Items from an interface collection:
········

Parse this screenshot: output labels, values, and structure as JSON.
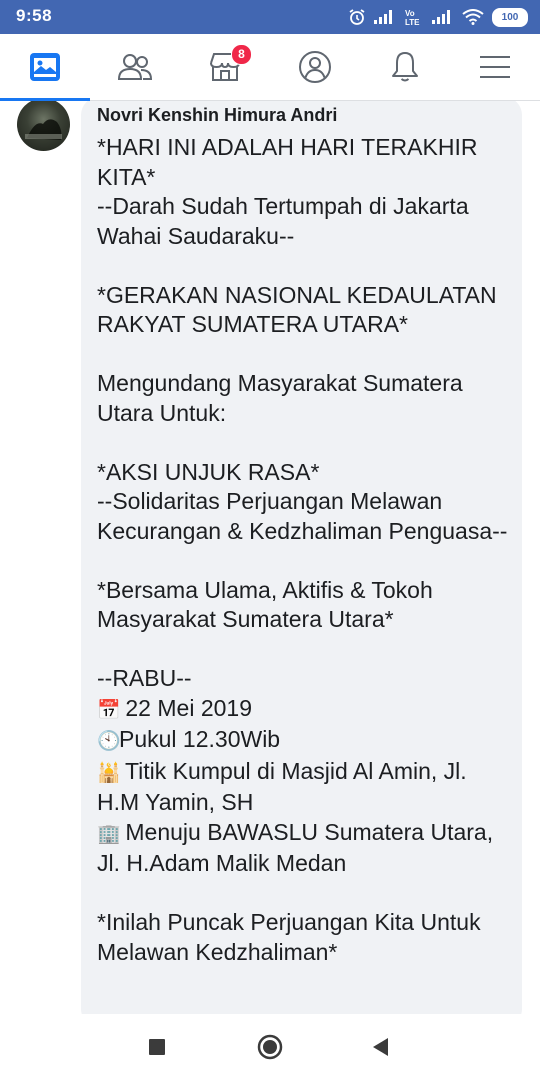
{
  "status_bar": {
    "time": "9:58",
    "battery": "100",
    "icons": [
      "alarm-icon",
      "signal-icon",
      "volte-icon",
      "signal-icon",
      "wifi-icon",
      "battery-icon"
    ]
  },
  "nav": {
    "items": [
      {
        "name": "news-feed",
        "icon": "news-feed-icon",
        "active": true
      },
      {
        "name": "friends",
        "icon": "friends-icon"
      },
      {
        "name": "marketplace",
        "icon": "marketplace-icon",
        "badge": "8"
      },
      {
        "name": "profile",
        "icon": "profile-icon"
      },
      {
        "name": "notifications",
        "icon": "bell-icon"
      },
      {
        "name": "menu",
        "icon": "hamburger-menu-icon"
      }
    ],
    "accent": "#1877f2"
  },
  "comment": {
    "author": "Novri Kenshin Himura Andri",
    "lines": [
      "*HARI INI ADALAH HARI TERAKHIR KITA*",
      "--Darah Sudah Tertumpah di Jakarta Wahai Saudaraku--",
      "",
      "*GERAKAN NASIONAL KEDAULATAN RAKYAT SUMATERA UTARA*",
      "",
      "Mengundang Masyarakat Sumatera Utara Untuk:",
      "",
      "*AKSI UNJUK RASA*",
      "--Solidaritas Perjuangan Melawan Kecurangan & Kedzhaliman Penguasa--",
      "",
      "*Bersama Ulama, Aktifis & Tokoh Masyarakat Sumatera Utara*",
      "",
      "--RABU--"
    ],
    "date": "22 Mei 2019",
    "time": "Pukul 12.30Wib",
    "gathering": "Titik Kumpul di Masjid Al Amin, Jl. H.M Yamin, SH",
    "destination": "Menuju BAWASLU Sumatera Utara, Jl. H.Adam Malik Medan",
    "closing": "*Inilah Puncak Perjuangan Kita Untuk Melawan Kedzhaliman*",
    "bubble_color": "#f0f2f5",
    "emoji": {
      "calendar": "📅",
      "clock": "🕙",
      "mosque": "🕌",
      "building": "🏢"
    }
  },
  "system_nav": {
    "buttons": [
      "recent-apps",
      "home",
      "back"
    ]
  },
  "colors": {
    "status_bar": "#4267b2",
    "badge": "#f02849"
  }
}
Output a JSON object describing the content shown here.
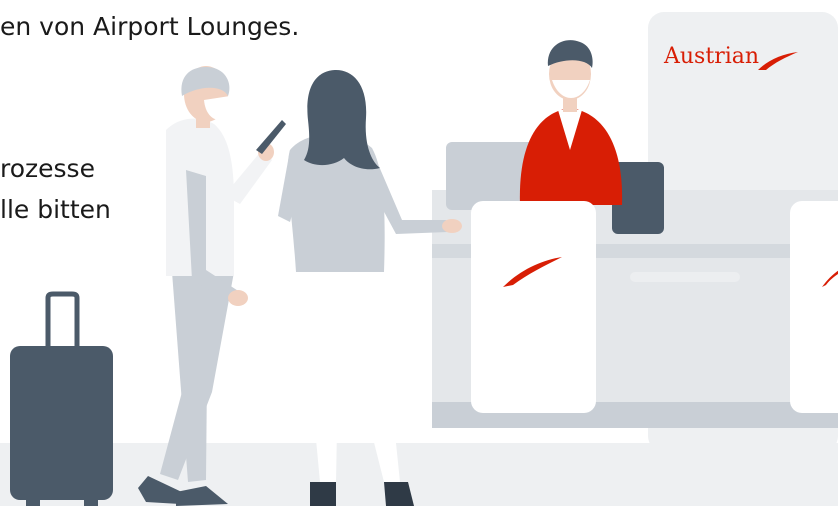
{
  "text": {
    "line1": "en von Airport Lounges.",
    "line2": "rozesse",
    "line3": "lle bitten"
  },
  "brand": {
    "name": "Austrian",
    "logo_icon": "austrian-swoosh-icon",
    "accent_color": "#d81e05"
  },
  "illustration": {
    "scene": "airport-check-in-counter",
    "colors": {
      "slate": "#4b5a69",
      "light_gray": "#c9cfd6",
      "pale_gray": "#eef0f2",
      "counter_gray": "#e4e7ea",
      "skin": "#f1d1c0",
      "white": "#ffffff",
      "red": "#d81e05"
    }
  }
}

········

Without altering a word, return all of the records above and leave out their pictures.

Parse this screenshot: output labels, values, and structure as JSON.
{
  "status_bar": {
    "time": "9:58",
    "battery": "100",
    "icons": [
      "alarm-icon",
      "signal-icon",
      "volte-icon",
      "signal-icon",
      "wifi-icon",
      "battery-icon"
    ]
  },
  "nav": {
    "items": [
      {
        "name": "news-feed",
        "icon": "news-feed-icon",
        "active": true
      },
      {
        "name": "friends",
        "icon": "friends-icon"
      },
      {
        "name": "marketplace",
        "icon": "marketplace-icon",
        "badge": "8"
      },
      {
        "name": "profile",
        "icon": "profile-icon"
      },
      {
        "name": "notifications",
        "icon": "bell-icon"
      },
      {
        "name": "menu",
        "icon": "hamburger-menu-icon"
      }
    ],
    "accent": "#1877f2"
  },
  "comment": {
    "author": "Novri Kenshin Himura Andri",
    "lines": [
      "*HARI INI ADALAH HARI TERAKHIR KITA*",
      "--Darah Sudah Tertumpah di Jakarta Wahai Saudaraku--",
      "",
      "*GERAKAN NASIONAL KEDAULATAN RAKYAT SUMATERA UTARA*",
      "",
      "Mengundang Masyarakat Sumatera Utara Untuk:",
      "",
      "*AKSI UNJUK RASA*",
      "--Solidaritas Perjuangan Melawan Kecurangan & Kedzhaliman Penguasa--",
      "",
      "*Bersama Ulama, Aktifis & Tokoh Masyarakat Sumatera Utara*",
      "",
      "--RABU--"
    ],
    "date": "22 Mei 2019",
    "time": "Pukul 12.30Wib",
    "gathering": "Titik Kumpul di Masjid Al Amin, Jl. H.M Yamin, SH",
    "destination": "Menuju BAWASLU Sumatera Utara, Jl. H.Adam Malik Medan",
    "closing": "*Inilah Puncak Perjuangan Kita Untuk Melawan Kedzhaliman*",
    "bubble_color": "#f0f2f5",
    "emoji": {
      "calendar": "📅",
      "clock": "🕙",
      "mosque": "🕌",
      "building": "🏢"
    }
  },
  "system_nav": {
    "buttons": [
      "recent-apps",
      "home",
      "back"
    ]
  },
  "colors": {
    "status_bar": "#4267b2",
    "badge": "#f02849"
  }
}
Output a JSON object describing the content shown here.
{
  "text": {
    "line1": "en von Airport Lounges.",
    "line2": "rozesse",
    "line3": "lle bitten"
  },
  "brand": {
    "name": "Austrian",
    "logo_icon": "austrian-swoosh-icon",
    "accent_color": "#d81e05"
  },
  "illustration": {
    "scene": "airport-check-in-counter",
    "colors": {
      "slate": "#4b5a69",
      "light_gray": "#c9cfd6",
      "pale_gray": "#eef0f2",
      "counter_gray": "#e4e7ea",
      "skin": "#f1d1c0",
      "white": "#ffffff",
      "red": "#d81e05"
    }
  }
}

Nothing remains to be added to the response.